The charming and memorable movie stars Wendy Hiller as the fiancée of a wealthy Scottish aristocrat who heads to the Hebrides for their wedding, only to find herself falling for a younger man, after stormy weather leaves her stranded on a different island.

Another British film, Joseph Losey’s The Servant (1963), features a screenplay by Harold Pinter and tells the story of a servant (Dirk Bogarde) who is hired by a young, upper-class man (James Fox). The servant turns out to have a hidden agenda.

Mike Leigh’s Naked (1993) is a grittier and more recent story of a homeless antihero played by David Thewlis, whom you might remember as Maude’s friend in The Big Lebowski.

There are a number of American films in the festival. These include Francis Ford Coppola’s adaptation of the classic teen novel The Outsiders (1983). The movie starred a Who’s Who of the top young actors of that era, including Tom Cruise, Rob Lowe, Patrick Swayze, Matt Dillon and Diane Lane. The first and, many would say, the best adaptation of Roald Dahl’s Charlie and the Chocolate Factory, called Willy Wonka & the Chocolate Factory (1971), features the delightful Gene Wilder as the eccentric chocolate mogul.

French cinema is represented by two of the greatest classics of all times. Jean Renoir’s The Rules of the Game (1939), a darkly comic look at aristocrats and their servants in a chateau on the eve of World War II, stars Marcel Dalio and Nora Gregor. Renoir himself, who was the son of the famous Impressionist painter, has a key role in the film. Some consider this to be his masterpiece, and it features the often-quoted line, which Renoir delivers in the film: “The awful thing about life is this: Everybody has their reasons.”

Luis Bunuel was Spanish, but he lived and worked in France for decades. His 1972 movie, The Discreet Charm of the Bourgeoisie, is in French. It stars Fernando Rey and Delphine Seyrig in a surreal and very funny story of three couples who try to have dinner together and keep being interrupted.

Pier Paolo Pasolini’s 1975 movie, Salo or 120 Days of Sodom, is an adaptation of the Marquis de Sade classic, as well as a pointed critique of fascism. It has been called one of the most repulsive movies ever made, so be warned. It is only for those over 18.

Mohammad Reza Aslani’s Chess of the Wind is a family drama made in 1976 and set in Tehran It was shown just once before it was banned in the Islamic Revolution.
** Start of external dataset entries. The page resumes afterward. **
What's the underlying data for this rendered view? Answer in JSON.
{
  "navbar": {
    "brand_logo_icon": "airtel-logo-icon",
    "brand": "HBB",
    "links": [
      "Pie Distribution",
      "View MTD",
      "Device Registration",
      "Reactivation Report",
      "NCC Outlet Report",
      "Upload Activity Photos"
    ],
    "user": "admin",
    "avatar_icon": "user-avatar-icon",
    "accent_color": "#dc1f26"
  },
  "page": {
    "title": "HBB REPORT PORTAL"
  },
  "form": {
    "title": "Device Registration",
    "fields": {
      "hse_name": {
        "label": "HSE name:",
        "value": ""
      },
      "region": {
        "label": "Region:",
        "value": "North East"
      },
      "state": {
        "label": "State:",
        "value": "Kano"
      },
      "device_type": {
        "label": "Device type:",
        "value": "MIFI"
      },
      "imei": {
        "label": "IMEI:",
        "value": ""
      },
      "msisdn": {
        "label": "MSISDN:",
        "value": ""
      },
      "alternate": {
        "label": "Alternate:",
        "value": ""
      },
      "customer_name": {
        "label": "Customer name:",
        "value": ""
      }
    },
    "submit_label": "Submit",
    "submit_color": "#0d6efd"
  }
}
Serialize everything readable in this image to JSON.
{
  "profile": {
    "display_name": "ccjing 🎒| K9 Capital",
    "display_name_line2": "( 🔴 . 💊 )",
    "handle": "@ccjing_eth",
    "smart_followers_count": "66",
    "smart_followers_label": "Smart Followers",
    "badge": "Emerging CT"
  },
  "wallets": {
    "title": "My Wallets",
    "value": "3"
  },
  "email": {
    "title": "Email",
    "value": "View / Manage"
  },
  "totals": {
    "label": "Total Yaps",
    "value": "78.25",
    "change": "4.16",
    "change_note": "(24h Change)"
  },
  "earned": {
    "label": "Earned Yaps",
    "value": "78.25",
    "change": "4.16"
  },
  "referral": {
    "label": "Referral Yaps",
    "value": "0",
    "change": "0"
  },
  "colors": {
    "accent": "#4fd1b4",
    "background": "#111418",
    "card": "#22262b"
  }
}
Perhaps the rarest of all the treasures in this festival are two films by the Japanese director Kinuyo Tanaka. Tanaka was a prominent actress who acted in films by some of the greatest Japanese filmmakers, including Ozu and Mizoguchi. In the 1950s, she directed six films, and two of them will be shown in the film festival: Forever a Woman and The Moon Has Risen, both of which examine the emotional lives of Japanese women.